 Having smaller groups in larger rooms means that treatment professionals can still provide much-needed care to those undergoing inpatient treatment.

 

Staying Positive

 As more people are diagnosed with the Coronavirus, stricter guidelines are being put in place. This can be difficult for many patients to overcome.

 Social distancing does not have to affect patients negatively. This downtime can be used for reflection or to learn a new skill or hobby.

 For patients who suffer from anxiety and depression when things change or become quiet, now is a great time to learn about inner strengths and take advantage of resources available such as online counseling and online substance abuse counseling with websites like RecoveryCoachingAlliance.org.

 This virus can be deadly to those addicted to substances. As the immune system is weakened and the lungs are often compromised, social distancing is essential to protect anyone who is in a treatment facility.

 

Practicing Hygiene

 Another way to move forward with your treatment while staying protected is to maintain proper hygiene. The following will help you to prevent the spread of the virus while ensuring that you do not get sick:

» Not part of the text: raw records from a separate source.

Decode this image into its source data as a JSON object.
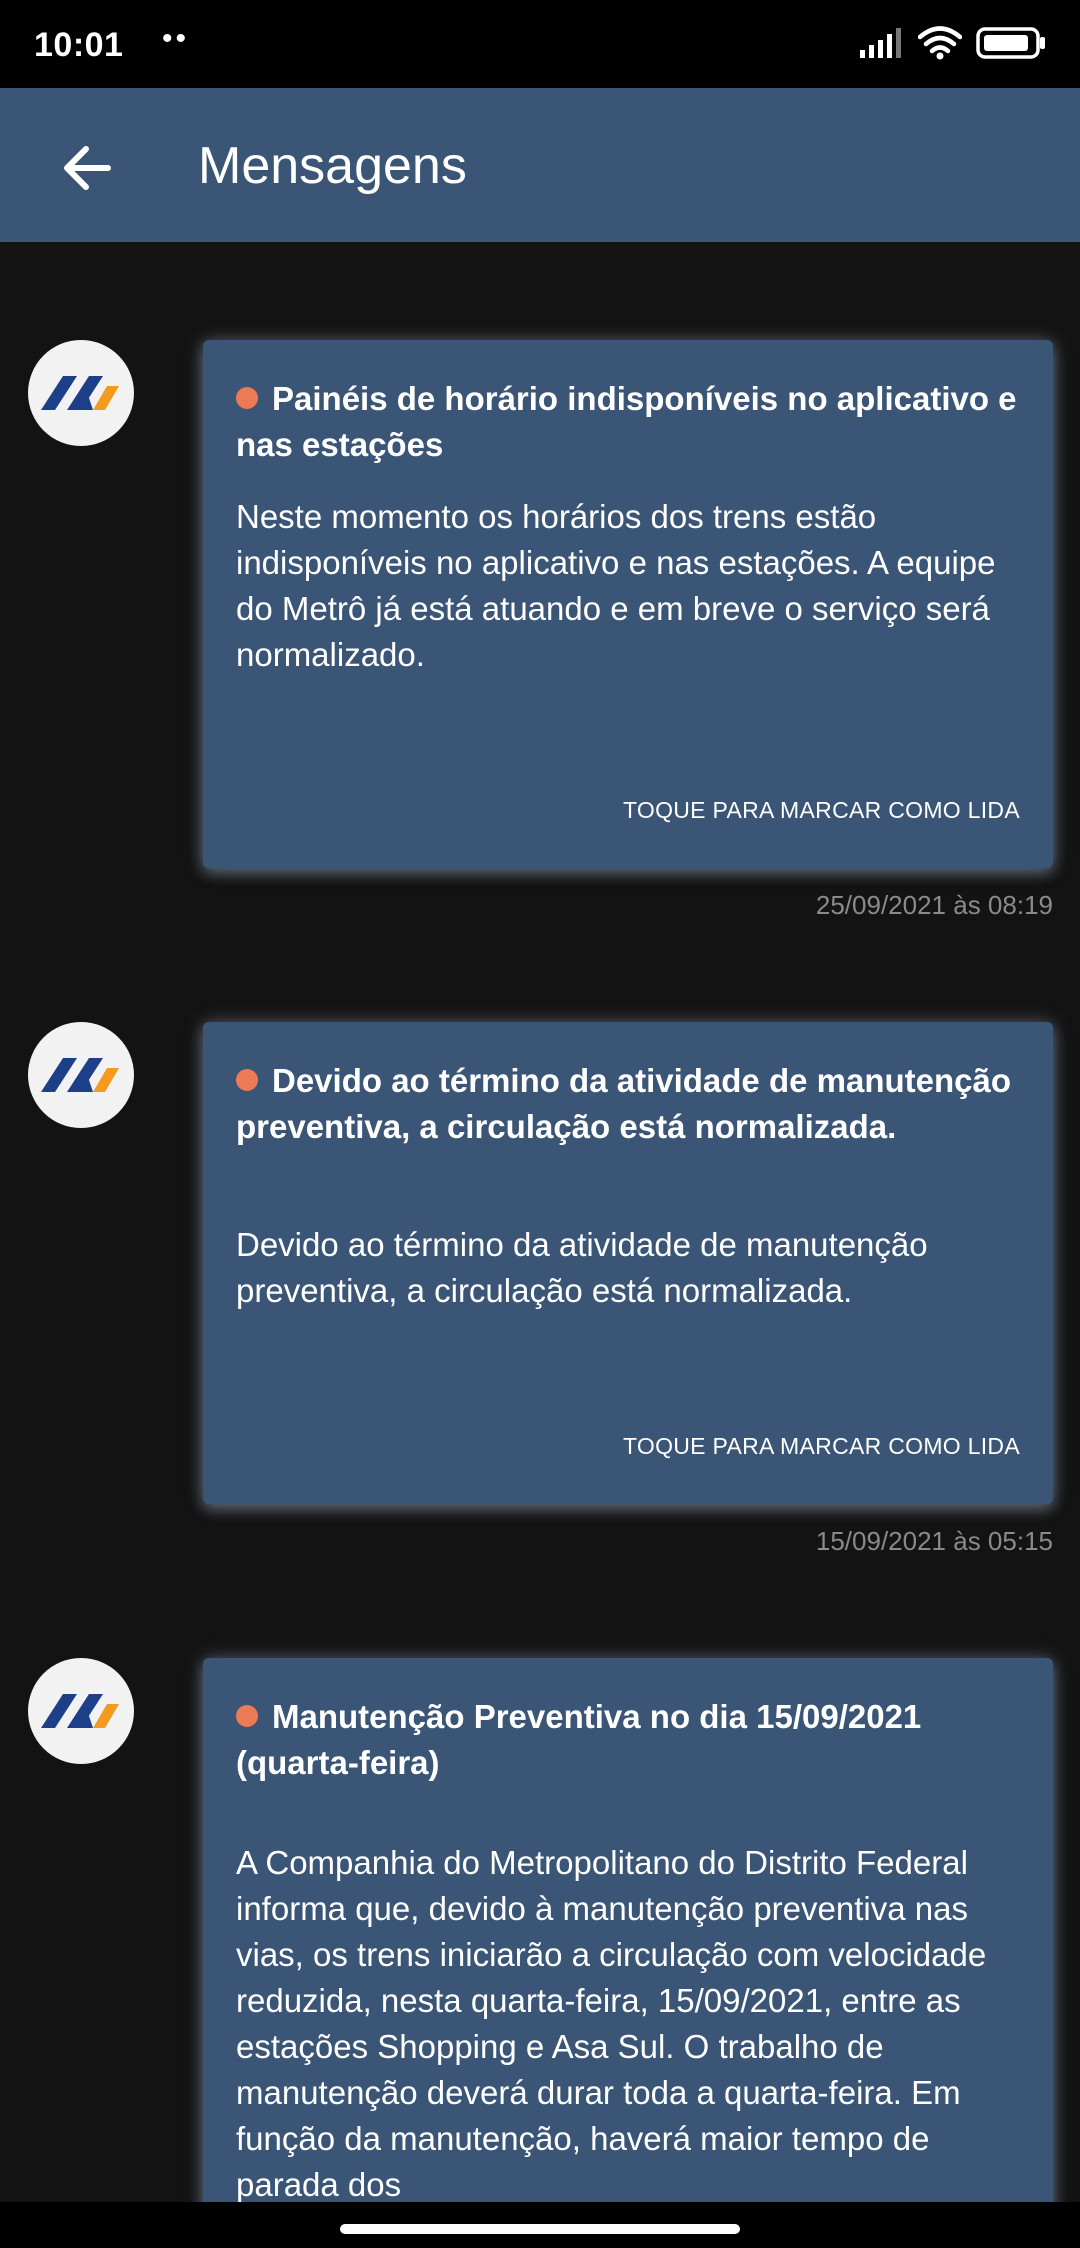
{
  "status_bar": {
    "time": "10:01",
    "notification_dots": "••",
    "icons": [
      "signal-icon",
      "wifi-icon",
      "battery-icon"
    ]
  },
  "app_bar": {
    "title": "Mensagens",
    "back_icon": "arrow-left-icon"
  },
  "colors": {
    "app_bar": "#3a5575",
    "card": "#3a5575",
    "background": "#131313",
    "unread_dot": "#ec7b55",
    "logo_blue": "#1d3f8a",
    "logo_orange": "#f39a1f"
  },
  "messages": [
    {
      "title": "Painéis de horário indisponíveis no aplicativo e nas estações",
      "body": "Neste momento os horários dos trens estão indisponíveis no aplicativo e nas estações. A equipe do Metrô já está atuando e em breve o serviço será normalizado.",
      "action": "TOQUE PARA MARCAR COMO LIDA",
      "date": "25/09/2021 às 08:19"
    },
    {
      "title": "Devido ao término da atividade de manutenção preventiva, a circulação está normalizada.",
      "body": "Devido ao término da atividade de manutenção preventiva, a circulação está normalizada.",
      "action": "TOQUE PARA MARCAR COMO LIDA",
      "date": "15/09/2021 às 05:15"
    },
    {
      "title": "Manutenção Preventiva no dia 15/09/2021 (quarta-feira)",
      "body": "A Companhia do Metropolitano do Distrito Federal informa que, devido à manutenção preventiva nas vias, os trens iniciarão a circulação com velocidade reduzida, nesta quarta-feira, 15/09/2021, entre as estações Shopping e Asa Sul. O trabalho de manutenção deverá durar toda a quarta-feira. Em função da manutenção, haverá maior tempo de parada dos"
    }
  ]
}
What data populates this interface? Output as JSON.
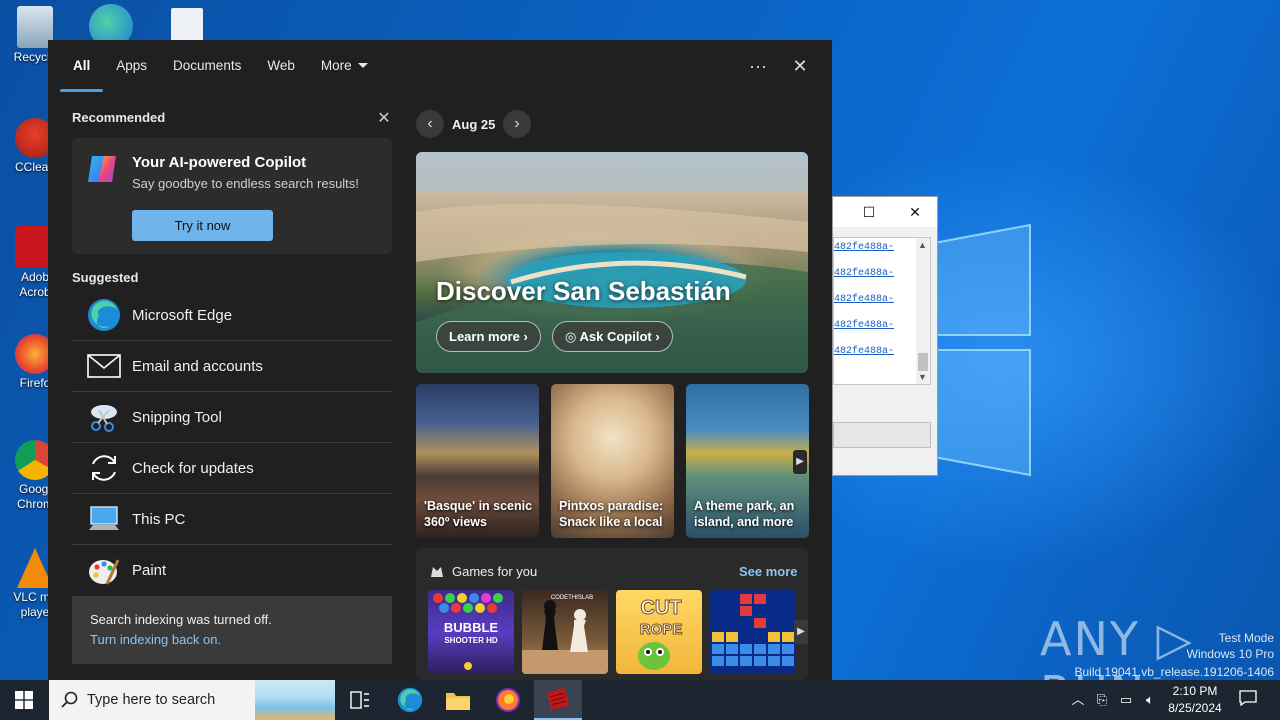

  • Washing hands with warm water and disinfectant soap regularly (especially after touching commonly used surfaces and before meals)
  • Using hand sanitizer between hand washing
  • Do not touch your face. Avoid rubbing your eyes, nose, and mouth
  • Use the “Vampire” cough method. Coughing into the crease of your elbow ensures that the virus does not travel on your hands to other surfaces.
  • Use disinfectants regularly and especially on commonly used surfaces such as doorknobs, countertops, and chairs.

 Addiction and Treatment During the Pandemic

 Treatment facilities across the nation are taking precautions to protect their patients in the wake of COVID-19. Many things can be done to protect new and existing patients as well as the staff.

 

Screening

 As no professional in the addiction treatment field never wants to turn away someone looking for help, it may be challenging to earn admittance into a facility right now. For individuals who are suffering from flu-like symptoms or upper-respiratory issues, they may find themselves seeking alternative treatment options.

 People who come to seek inpatient treatment at addiction facilities will be checked for symptoms such as; fever, coughing, and exposure to others infected with the COVID-19 virus.

 

PPE (Personal Protective Equipment)

 To protect patients from hospital staff who travel outside of the facility, personal protective equipment is necessary. This includes face masks and disposable gloves.

 PPEs are in short supply and high demand at this time. To limit exposure among patients and staff, this is a necessary way to reduce the risk of spreading the virus.

 Other Preventative Measures

 Inpatient treatment facilities are practicing cleaning guidelines per the Center for Disease Control. Using chemicals to kill the virus if it is on commonly used surfaces is a great way to protect those who are undergoing inpatient treatment.

 Treatment facilities are also monitoring the health of existing patients while requesting that any staff with symptoms stay home. By taking temperatures of individuals living in the facility and understanding any present symptoms, the staff is better able to control the outbreak.

 The Final Word

 Many people who are suffering from addiction are probably safer from the virus in a facility designed to care for their needs than at home or on the streets. With most patients having a higher risk of severe complications, it’s best to undergo treatment now.

 Aside from the risks that drugs and alcohol already present, the virus itself is another battle, people are not prepared to fight alone. With more stress and less interaction, those who are not in facilities may find it challenging to find healthy ways to cope.

 Seeking online addiction counseling with a recovery coach is another outlet for those suffering from substance abuse disorders. It is also useful to have the contact of an online recovery coach during these unprecedented times.

 Turning to drugs or being exposed on the streets and in public make it beneficial to be in a treatment center right now, and when the pandemic is over.